§ Records for the exercise:
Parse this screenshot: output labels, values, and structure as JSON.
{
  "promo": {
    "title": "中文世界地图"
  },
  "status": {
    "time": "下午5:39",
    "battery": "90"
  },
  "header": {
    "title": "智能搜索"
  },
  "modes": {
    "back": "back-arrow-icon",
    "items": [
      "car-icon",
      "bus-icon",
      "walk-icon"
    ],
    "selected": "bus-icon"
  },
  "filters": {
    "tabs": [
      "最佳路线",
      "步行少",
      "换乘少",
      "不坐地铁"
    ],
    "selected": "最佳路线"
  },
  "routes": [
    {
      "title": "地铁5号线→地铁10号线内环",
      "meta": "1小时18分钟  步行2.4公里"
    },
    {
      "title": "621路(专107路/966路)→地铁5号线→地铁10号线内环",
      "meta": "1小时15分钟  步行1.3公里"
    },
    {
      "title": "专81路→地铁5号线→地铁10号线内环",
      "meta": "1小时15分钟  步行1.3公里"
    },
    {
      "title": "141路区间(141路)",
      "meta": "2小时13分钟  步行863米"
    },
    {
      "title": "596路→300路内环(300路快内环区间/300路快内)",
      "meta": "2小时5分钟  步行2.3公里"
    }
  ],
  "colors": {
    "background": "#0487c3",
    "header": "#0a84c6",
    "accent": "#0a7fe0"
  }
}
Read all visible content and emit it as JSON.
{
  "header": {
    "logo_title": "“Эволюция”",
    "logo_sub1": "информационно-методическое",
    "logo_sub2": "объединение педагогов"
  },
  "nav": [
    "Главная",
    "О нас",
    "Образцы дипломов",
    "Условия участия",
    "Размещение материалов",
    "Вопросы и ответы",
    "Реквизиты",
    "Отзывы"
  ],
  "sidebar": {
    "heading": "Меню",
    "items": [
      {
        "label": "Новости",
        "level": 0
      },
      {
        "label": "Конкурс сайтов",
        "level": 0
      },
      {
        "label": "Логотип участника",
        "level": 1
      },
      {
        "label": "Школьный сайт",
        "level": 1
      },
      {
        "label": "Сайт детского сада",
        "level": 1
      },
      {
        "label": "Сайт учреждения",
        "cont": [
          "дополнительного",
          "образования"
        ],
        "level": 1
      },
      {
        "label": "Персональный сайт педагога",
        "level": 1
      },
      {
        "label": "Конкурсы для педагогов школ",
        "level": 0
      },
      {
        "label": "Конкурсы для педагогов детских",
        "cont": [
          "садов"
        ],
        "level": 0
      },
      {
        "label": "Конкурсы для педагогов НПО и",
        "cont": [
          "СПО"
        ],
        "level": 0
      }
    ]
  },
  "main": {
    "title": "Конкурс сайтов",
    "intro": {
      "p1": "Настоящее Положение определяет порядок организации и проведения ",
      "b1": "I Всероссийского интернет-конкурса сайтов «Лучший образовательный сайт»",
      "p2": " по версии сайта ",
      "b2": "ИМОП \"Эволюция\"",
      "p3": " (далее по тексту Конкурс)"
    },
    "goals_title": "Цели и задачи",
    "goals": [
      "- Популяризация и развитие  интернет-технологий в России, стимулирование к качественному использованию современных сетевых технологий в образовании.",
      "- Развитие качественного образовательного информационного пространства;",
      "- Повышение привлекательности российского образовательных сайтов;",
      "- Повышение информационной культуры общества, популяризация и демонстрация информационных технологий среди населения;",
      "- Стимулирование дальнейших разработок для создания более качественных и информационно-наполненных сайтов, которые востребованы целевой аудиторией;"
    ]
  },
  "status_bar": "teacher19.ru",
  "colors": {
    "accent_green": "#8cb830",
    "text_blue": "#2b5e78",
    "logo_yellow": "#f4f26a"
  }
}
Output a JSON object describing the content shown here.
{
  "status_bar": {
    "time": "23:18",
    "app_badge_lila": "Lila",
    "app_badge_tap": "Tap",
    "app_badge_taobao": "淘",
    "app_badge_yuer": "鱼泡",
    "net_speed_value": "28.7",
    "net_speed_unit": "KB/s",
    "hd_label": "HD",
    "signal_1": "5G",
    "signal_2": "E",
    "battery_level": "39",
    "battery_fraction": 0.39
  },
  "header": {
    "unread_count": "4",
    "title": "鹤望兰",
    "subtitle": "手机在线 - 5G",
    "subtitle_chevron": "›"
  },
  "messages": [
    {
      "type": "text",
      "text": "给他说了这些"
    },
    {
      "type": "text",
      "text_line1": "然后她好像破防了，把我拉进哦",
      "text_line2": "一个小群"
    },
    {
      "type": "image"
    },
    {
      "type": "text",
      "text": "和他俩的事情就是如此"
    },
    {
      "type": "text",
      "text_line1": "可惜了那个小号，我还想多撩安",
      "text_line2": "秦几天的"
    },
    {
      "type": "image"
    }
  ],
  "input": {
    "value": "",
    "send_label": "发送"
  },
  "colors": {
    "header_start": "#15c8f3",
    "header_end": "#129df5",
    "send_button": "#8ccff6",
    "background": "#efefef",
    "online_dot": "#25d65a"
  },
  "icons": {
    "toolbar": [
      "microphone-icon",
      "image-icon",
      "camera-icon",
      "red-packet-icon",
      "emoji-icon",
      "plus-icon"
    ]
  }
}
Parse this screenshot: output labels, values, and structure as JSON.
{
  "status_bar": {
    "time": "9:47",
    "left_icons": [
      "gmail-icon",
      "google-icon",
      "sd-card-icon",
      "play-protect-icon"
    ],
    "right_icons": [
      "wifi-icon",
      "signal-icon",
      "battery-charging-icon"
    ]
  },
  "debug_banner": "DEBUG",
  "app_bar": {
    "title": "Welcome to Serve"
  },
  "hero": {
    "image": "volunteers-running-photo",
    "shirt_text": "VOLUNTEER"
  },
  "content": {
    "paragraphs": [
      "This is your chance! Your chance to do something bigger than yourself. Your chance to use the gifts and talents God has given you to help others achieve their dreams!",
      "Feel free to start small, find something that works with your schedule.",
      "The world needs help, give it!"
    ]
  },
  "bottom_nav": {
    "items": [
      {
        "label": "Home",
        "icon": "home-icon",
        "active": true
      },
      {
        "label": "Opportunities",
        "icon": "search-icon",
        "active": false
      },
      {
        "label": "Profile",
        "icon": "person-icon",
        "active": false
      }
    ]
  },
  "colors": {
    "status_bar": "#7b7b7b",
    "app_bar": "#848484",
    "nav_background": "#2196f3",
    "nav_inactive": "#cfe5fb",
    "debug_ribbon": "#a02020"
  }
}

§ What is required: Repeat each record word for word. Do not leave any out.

§ Solution to this task:
Parse this screenshot: output labels, values, and structure as JSON.
{
  "promo": {
    "title": "中文世界地图"
  },
  "status": {
    "time": "下午5:39",
    "battery": "90"
  },
  "header": {
    "title": "智能搜索"
  },
  "modes": {
    "back": "back-arrow-icon",
    "items": [
      "car-icon",
      "bus-icon",
      "walk-icon"
    ],
    "selected": "bus-icon"
  },
  "filters": {
    "tabs": [
      "最佳路线",
      "步行少",
      "换乘少",
      "不坐地铁"
    ],
    "selected": "最佳路线"
  },
  "routes": [
    {
      "title": "地铁5号线→地铁10号线内环",
      "meta": "1小时18分钟  步行2.4公里"
    },
    {
      "title": "621路(专107路/966路)→地铁5号线→地铁10号线内环",
      "meta": "1小时15分钟  步行1.3公里"
    },
    {
      "title": "专81路→地铁5号线→地铁10号线内环",
      "meta": "1小时15分钟  步行1.3公里"
    },
    {
      "title": "141路区间(141路)",
      "meta": "2小时13分钟  步行863米"
    },
    {
      "title": "596路→300路内环(300路快内环区间/300路快内)",
      "meta": "2小时5分钟  步行2.3公里"
    }
  ],
  "colors": {
    "background": "#0487c3",
    "header": "#0a84c6",
    "accent": "#0a7fe0"
  }
}
Read all visible content and emit it as JSON.
{
  "header": {
    "logo_title": "“Эволюция”",
    "logo_sub1": "информационно-методическое",
    "logo_sub2": "объединение педагогов"
  },
  "nav": [
    "Главная",
    "О нас",
    "Образцы дипломов",
    "Условия участия",
    "Размещение материалов",
    "Вопросы и ответы",
    "Реквизиты",
    "Отзывы"
  ],
  "sidebar": {
    "heading": "Меню",
    "items": [
      {
        "label": "Новости",
        "level": 0
      },
      {
        "label": "Конкурс сайтов",
        "level": 0
      },
      {
        "label": "Логотип участника",
        "level": 1
      },
      {
        "label": "Школьный сайт",
        "level": 1
      },
      {
        "label": "Сайт детского сада",
        "level": 1
      },
      {
        "label": "Сайт учреждения",
        "cont": [
          "дополнительного",
          "образования"
        ],
        "level": 1
      },
      {
        "label": "Персональный сайт педагога",
        "level": 1
      },
      {
        "label": "Конкурсы для педагогов школ",
        "level": 0
      },
      {
        "label": "Конкурсы для педагогов детских",
        "cont": [
          "садов"
        ],
        "level": 0
      },
      {
        "label": "Конкурсы для педагогов НПО и",
        "cont": [
          "СПО"
        ],
        "level": 0
      }
    ]
  },
  "main": {
    "title": "Конкурс сайтов",
    "intro": {
      "p1": "Настоящее Положение определяет порядок организации и проведения ",
      "b1": "I Всероссийского интернет-конкурса сайтов «Лучший образовательный сайт»",
      "p2": " по версии сайта ",
      "b2": "ИМОП \"Эволюция\"",
      "p3": " (далее по тексту Конкурс)"
    },
    "goals_title": "Цели и задачи",
    "goals": [
      "- Популяризация и развитие  интернет-технологий в России, стимулирование к качественному использованию современных сетевых технологий в образовании.",
      "- Развитие качественного образовательного информационного пространства;",
      "- Повышение привлекательности российского образовательных сайтов;",
      "- Повышение информационной культуры общества, популяризация и демонстрация информационных технологий среди населения;",
      "- Стимулирование дальнейших разработок для создания более качественных и информационно-наполненных сайтов, которые востребованы целевой аудиторией;"
    ]
  },
  "status_bar": "teacher19.ru",
  "colors": {
    "accent_green": "#8cb830",
    "text_blue": "#2b5e78",
    "logo_yellow": "#f4f26a"
  }
}
Output a JSON object describing the content shown here.
{
  "status_bar": {
    "time": "23:18",
    "app_badge_lila": "Lila",
    "app_badge_tap": "Tap",
    "app_badge_taobao": "淘",
    "app_badge_yuer": "鱼泡",
    "net_speed_value": "28.7",
    "net_speed_unit": "KB/s",
    "hd_label": "HD",
    "signal_1": "5G",
    "signal_2": "E",
    "battery_level": "39",
    "battery_fraction": 0.39
  },
  "header": {
    "unread_count": "4",
    "title": "鹤望兰",
    "subtitle": "手机在线 - 5G",
    "subtitle_chevron": "›"
  },
  "messages": [
    {
      "type": "text",
      "text": "给他说了这些"
    },
    {
      "type": "text",
      "text_line1": "然后她好像破防了，把我拉进哦",
      "text_line2": "一个小群"
    },
    {
      "type": "image"
    },
    {
      "type": "text",
      "text": "和他俩的事情就是如此"
    },
    {
      "type": "text",
      "text_line1": "可惜了那个小号，我还想多撩安",
      "text_line2": "秦几天的"
    },
    {
      "type": "image"
    }
  ],
  "input": {
    "value": "",
    "send_label": "发送"
  },
  "colors": {
    "header_start": "#15c8f3",
    "header_end": "#129df5",
    "send_button": "#8ccff6",
    "background": "#efefef",
    "online_dot": "#25d65a"
  },
  "icons": {
    "toolbar": [
      "microphone-icon",
      "image-icon",
      "camera-icon",
      "red-packet-icon",
      "emoji-icon",
      "plus-icon"
    ]
  }
}
Parse this screenshot: output labels, values, and structure as JSON.
{
  "status_bar": {
    "time": "9:47",
    "left_icons": [
      "gmail-icon",
      "google-icon",
      "sd-card-icon",
      "play-protect-icon"
    ],
    "right_icons": [
      "wifi-icon",
      "signal-icon",
      "battery-charging-icon"
    ]
  },
  "debug_banner": "DEBUG",
  "app_bar": {
    "title": "Welcome to Serve"
  },
  "hero": {
    "image": "volunteers-running-photo",
    "shirt_text": "VOLUNTEER"
  },
  "content": {
    "paragraphs": [
      "This is your chance! Your chance to do something bigger than yourself. Your chance to use the gifts and talents God has given you to help others achieve their dreams!",
      "Feel free to start small, find something that works with your schedule.",
      "The world needs help, give it!"
    ]
  },
  "bottom_nav": {
    "items": [
      {
        "label": "Home",
        "icon": "home-icon",
        "active": true
      },
      {
        "label": "Opportunities",
        "icon": "search-icon",
        "active": false
      },
      {
        "label": "Profile",
        "icon": "person-icon",
        "active": false
      }
    ]
  },
  "colors": {
    "status_bar": "#7b7b7b",
    "app_bar": "#848484",
    "nav_background": "#2196f3",
    "nav_inactive": "#cfe5fb",
    "debug_ribbon": "#a02020"
  }
}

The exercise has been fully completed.